Every character of Kesey’s One Flew Over the Cuckoo’s Nest tells an issue about society. The long list of characters may seen obnoxious at first, but once one takes a deeper look, Kesey’s expression of such issues are vividly seen. Once presented, Kesey’s thoughts of such issues are brought out. He seems to agree with the racism, sexism & gender roles, and homophobia that are brought up, which shows how far society has come since Kesey’s time of ignorant people. Although the issues of mental illness itself are evident in One Flew Over the Cuckoo’s Nest, Kesey shows and promotes the racism, homophobia, and sexism present in society through the characters of the ward.
“Paradise has been lost.” Frank Henenlotter’s 1990 film, a campy retooling of Mary Shelley’s Frankenstein by the name of Frankenhooker (Wolf 344), tells the tale of a mad scientist who, […]
Zora Neale Hurston wrote Their Eyes Were Watching God in seven weeks while she was in Port-au-Prince, Haiti, researching the country’s major voodoo gods and studying as an initiate under […]
A Doll’s House written by Henry Ibsen, a play set in the 1870’s in Norway and Blood Relations written by Sharon Pollock, a play set in the 1890’s in America […]
It is through Tim Winton’s primary characters, including Quick and Rose, as well as the manipulation of other literary elements that concepts such as family and identity are explored within […]
Most of Alice Munro’s major characters are women, whose social and interior lives are portrayed in great detail by their author. All of these women tend to give the reader […]

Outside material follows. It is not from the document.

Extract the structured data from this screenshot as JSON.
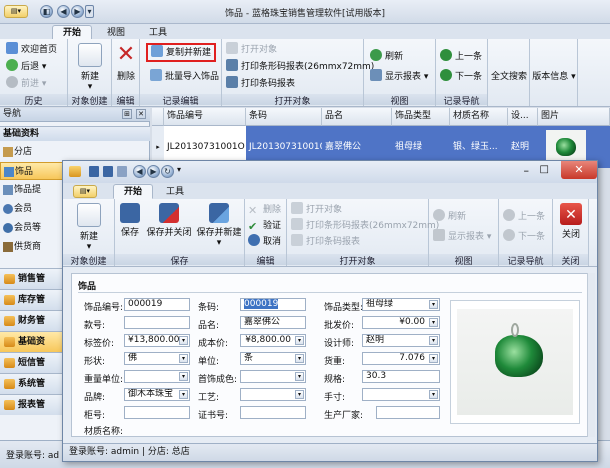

Toni Morrison’s novel Song of Solomon tells the story of Macon “Milkman” Dead, a character completely alienated from his community, family and heritage. In the novel, readers follow his journey […]
“Sexuality with all its attendant yearnings and pains, jealousies and taboos, is the most disturbing impulse humans have” (Steinbeck 75). To Cathy Ames, a seductively charismatic sociopath, sexuality and the […]
In the graphic memoir Persepolis, Marjane Satrapi discloses her experiences as a young girl growing up under the oppressive regime of the Iranian revolution. Throughout the novel, she faces moral […]
Existentialism emphasizes the existence of the individual person as a free and responsible agent determining their own development through acts of the will. Contrarily, environmental determinism suggests that society shapes […]
The amount of characters in One Flew Over the Cuckoo’s Nest by Ken Kesey may seem unusual and maybe even a bit overwhelming. The patients and staff of the ward […]